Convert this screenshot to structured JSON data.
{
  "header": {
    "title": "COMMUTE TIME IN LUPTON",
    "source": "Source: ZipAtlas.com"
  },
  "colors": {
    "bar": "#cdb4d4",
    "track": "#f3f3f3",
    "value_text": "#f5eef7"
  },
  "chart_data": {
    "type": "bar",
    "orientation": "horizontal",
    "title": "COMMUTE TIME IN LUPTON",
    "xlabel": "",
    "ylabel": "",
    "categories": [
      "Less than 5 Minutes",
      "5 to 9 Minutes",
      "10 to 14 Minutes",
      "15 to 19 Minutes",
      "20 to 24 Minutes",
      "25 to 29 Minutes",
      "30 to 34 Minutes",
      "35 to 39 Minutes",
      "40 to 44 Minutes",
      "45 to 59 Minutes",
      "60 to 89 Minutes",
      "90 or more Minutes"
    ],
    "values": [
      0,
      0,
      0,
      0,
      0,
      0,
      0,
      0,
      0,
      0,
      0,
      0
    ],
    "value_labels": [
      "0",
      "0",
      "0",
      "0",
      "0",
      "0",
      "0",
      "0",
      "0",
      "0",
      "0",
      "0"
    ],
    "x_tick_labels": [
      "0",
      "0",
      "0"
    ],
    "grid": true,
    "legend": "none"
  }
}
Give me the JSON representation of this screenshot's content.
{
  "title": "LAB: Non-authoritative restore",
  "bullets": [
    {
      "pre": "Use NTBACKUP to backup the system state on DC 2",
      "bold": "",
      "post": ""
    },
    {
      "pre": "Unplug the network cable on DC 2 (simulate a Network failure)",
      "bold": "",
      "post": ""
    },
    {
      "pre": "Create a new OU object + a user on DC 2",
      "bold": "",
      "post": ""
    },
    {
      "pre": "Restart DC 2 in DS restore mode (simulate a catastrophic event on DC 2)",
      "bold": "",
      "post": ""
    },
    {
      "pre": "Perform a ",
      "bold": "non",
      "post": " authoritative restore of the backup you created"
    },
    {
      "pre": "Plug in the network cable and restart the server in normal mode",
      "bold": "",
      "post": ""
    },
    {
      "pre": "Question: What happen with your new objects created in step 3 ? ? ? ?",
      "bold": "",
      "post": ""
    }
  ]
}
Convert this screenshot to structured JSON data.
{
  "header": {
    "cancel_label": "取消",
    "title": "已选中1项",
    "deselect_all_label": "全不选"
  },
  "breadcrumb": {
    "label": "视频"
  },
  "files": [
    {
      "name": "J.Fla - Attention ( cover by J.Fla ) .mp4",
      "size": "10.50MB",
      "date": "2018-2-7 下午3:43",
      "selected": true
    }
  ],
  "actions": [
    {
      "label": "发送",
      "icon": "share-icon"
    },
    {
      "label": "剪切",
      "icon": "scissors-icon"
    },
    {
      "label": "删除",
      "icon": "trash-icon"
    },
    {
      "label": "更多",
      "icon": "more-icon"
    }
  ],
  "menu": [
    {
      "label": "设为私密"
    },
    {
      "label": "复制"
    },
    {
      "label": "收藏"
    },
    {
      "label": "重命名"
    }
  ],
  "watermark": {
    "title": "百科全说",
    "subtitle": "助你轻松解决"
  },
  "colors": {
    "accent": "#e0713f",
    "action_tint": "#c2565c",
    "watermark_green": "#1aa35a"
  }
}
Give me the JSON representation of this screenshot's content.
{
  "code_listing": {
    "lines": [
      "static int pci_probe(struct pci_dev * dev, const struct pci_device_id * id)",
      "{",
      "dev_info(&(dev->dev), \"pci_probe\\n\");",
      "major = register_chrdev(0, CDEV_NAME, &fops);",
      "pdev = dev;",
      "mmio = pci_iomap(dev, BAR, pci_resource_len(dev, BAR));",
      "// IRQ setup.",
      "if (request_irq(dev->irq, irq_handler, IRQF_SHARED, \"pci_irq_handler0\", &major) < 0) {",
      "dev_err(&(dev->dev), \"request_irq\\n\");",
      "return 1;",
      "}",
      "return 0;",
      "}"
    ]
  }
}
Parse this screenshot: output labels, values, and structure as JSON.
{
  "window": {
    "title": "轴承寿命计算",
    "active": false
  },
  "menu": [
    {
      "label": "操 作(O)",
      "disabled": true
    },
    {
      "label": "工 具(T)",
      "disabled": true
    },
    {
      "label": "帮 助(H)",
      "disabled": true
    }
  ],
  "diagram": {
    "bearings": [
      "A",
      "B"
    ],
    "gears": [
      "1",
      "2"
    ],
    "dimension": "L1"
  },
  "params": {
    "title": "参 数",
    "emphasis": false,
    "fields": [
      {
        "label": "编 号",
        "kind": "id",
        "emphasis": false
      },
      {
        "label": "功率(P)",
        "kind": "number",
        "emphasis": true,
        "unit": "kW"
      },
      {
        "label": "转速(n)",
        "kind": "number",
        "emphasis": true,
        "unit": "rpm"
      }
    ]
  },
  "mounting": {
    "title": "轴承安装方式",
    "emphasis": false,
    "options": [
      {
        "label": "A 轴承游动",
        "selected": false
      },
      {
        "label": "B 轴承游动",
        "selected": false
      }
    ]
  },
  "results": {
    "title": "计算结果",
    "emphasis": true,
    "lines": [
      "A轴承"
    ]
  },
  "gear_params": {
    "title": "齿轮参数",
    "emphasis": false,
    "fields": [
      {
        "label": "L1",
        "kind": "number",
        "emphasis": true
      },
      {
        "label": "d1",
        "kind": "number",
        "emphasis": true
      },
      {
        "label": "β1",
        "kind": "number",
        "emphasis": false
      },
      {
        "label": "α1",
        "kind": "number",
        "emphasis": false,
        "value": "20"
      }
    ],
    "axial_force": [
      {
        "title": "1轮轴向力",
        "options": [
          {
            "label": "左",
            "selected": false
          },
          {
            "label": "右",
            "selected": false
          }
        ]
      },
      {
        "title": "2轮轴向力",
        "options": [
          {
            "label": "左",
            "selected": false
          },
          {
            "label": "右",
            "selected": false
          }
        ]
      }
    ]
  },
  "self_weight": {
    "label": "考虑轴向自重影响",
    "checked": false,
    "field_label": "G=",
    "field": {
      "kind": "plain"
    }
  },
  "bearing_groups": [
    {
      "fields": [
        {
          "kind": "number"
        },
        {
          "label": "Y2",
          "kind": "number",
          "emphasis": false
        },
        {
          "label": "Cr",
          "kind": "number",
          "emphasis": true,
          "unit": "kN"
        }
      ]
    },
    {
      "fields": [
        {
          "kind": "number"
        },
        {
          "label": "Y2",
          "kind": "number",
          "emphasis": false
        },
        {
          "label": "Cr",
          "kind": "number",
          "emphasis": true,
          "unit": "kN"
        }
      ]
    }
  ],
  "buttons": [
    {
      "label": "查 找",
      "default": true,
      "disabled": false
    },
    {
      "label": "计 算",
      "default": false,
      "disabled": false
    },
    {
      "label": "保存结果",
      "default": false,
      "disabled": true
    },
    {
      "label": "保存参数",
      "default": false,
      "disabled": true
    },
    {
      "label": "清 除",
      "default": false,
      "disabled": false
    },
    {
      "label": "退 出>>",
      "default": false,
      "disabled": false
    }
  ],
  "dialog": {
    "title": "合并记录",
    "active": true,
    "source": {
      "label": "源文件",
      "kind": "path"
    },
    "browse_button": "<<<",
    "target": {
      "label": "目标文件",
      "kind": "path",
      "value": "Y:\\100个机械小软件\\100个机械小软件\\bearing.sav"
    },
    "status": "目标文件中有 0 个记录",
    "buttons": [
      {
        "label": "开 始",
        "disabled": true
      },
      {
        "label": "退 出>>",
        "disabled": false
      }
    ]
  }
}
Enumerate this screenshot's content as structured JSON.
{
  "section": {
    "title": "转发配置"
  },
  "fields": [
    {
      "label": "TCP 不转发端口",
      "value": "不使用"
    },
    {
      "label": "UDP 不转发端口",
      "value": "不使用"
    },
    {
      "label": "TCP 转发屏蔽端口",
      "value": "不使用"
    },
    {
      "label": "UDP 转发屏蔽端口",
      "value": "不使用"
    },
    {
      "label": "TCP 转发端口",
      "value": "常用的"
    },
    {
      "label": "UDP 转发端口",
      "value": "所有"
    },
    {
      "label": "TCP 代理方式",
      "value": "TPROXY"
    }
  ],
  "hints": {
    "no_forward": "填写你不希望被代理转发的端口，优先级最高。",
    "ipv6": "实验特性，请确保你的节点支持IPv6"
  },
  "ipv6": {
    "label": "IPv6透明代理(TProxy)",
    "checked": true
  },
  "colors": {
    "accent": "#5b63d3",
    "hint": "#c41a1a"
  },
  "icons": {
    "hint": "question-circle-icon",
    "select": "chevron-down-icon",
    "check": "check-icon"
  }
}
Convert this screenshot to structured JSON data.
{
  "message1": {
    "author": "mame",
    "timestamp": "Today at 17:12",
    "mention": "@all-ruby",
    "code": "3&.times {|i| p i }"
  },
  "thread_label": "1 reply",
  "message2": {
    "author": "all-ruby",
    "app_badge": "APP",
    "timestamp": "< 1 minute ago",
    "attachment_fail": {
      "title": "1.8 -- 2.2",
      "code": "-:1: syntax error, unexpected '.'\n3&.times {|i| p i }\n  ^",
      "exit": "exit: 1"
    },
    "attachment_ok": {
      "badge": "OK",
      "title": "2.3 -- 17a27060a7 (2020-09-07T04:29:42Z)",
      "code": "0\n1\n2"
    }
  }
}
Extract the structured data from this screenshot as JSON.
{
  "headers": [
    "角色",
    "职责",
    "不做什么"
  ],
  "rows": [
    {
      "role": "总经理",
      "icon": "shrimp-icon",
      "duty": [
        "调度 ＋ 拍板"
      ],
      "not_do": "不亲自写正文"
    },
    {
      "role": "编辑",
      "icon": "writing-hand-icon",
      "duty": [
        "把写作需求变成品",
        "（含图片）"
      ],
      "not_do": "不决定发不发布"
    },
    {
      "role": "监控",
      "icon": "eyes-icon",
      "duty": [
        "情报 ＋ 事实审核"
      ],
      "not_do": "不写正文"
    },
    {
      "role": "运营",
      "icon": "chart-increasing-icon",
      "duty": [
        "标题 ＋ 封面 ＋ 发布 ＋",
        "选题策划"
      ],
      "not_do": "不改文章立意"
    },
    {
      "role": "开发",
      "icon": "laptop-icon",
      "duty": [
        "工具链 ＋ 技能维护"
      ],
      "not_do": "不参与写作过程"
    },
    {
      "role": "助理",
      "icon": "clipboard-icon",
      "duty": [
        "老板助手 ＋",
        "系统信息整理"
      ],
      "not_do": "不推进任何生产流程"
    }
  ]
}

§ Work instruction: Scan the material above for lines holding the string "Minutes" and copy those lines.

§ Result for this exercise:
      "Less than 5 Minutes",
      "5 to 9 Minutes",
      "10 to 14 Minutes",
      "15 to 19 Minutes",
      "20 to 24 Minutes",
      "25 to 29 Minutes",
      "30 to 34 Minutes",
      "35 to 39 Minutes",
      "40 to 44 Minutes",
      "45 to 59 Minutes",
      "60 to 89 Minutes",
      "90 or more Minutes"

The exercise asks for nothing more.